Electronic instrumentation comprised an ultra low noise programmable constant current source which could pro- duce a sinusoidal waveform from 1 Hz to 1 kHz with an amplitude of 0.1–100 uA, the ‘UCL-CS1’. This was con- structed from a FPGA (EP1K50, Altera, USA), pro- grammed as a main controller and digital waveform generator. It received commands from a PC and produced timing and control signals to the acquisition system. The sine waveform was digitally generated in a ROM which contained 2,000 samples of sine waveform data which were read by the FPGA and able to generate frequencies from 125 to 825 Hz. The DC component and high frequency clock noise were rejected by a band pass filter (10 Hz– 10 kHz). There were two independent current sources to supply 0.1–10 l A or 10–100 l A. These comprised a floating Howland current source which contained digitally controlled potentiometers (DS1267-010 and DS1267-050, Dallas, USA) to equal provide equal resistance ratios. Power was supplied from batteries.
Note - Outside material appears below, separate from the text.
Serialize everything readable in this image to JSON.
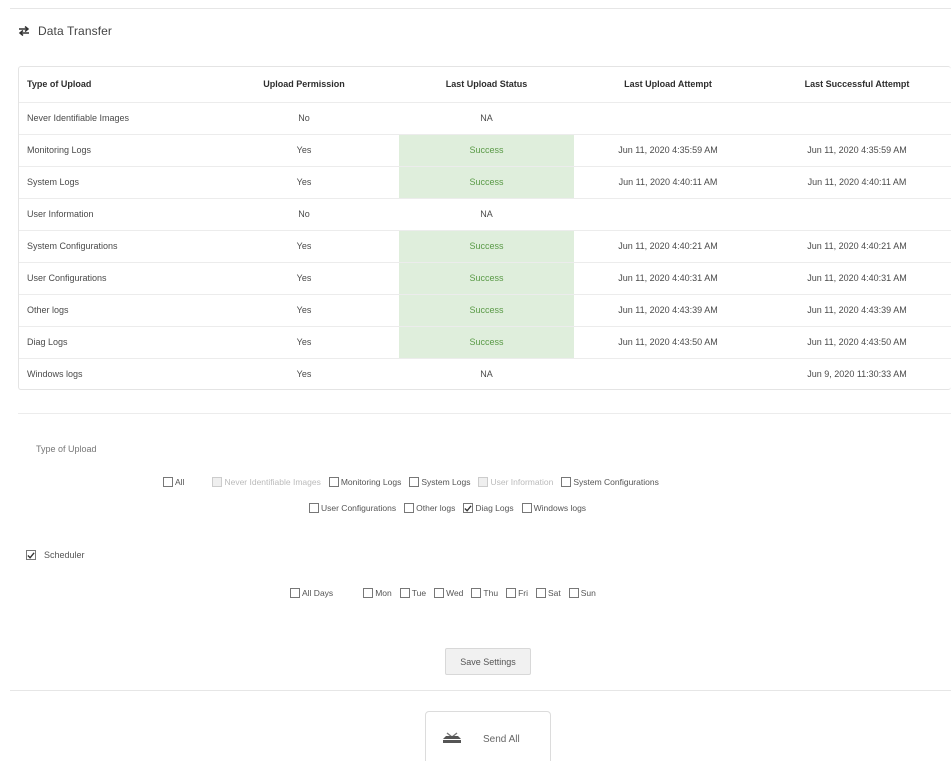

The output impedance was over 1 M X . Voltages were recorded with a 1 channel Neurolog pre-amplifier (NL106, Digitimer, UK), filter unit (NL125, Digitimer, UK), with a gain of 50 and bandpass of DC to 10 kHz. Data were sampled at 160 kHz by a National instruments 16 bit data acquisition system set to oversample and so provide 18 bit resolution (NI USB 6259, National Instruments, USA). The system was optically isolated and controlled by a Windows PC. The current source and voltage measurement unit operated synchro- nously. A control signal generated from UCL-CS1 was passed to the NI data acquisition system which in turn produced a timing control signal for nerve stimulation using a driven buffer (NL510) and isolated stimulator (NL800A, Digitimer, UK) which was a battery powered and opto-coupled. All systems operated with the same clock (Fig. 3).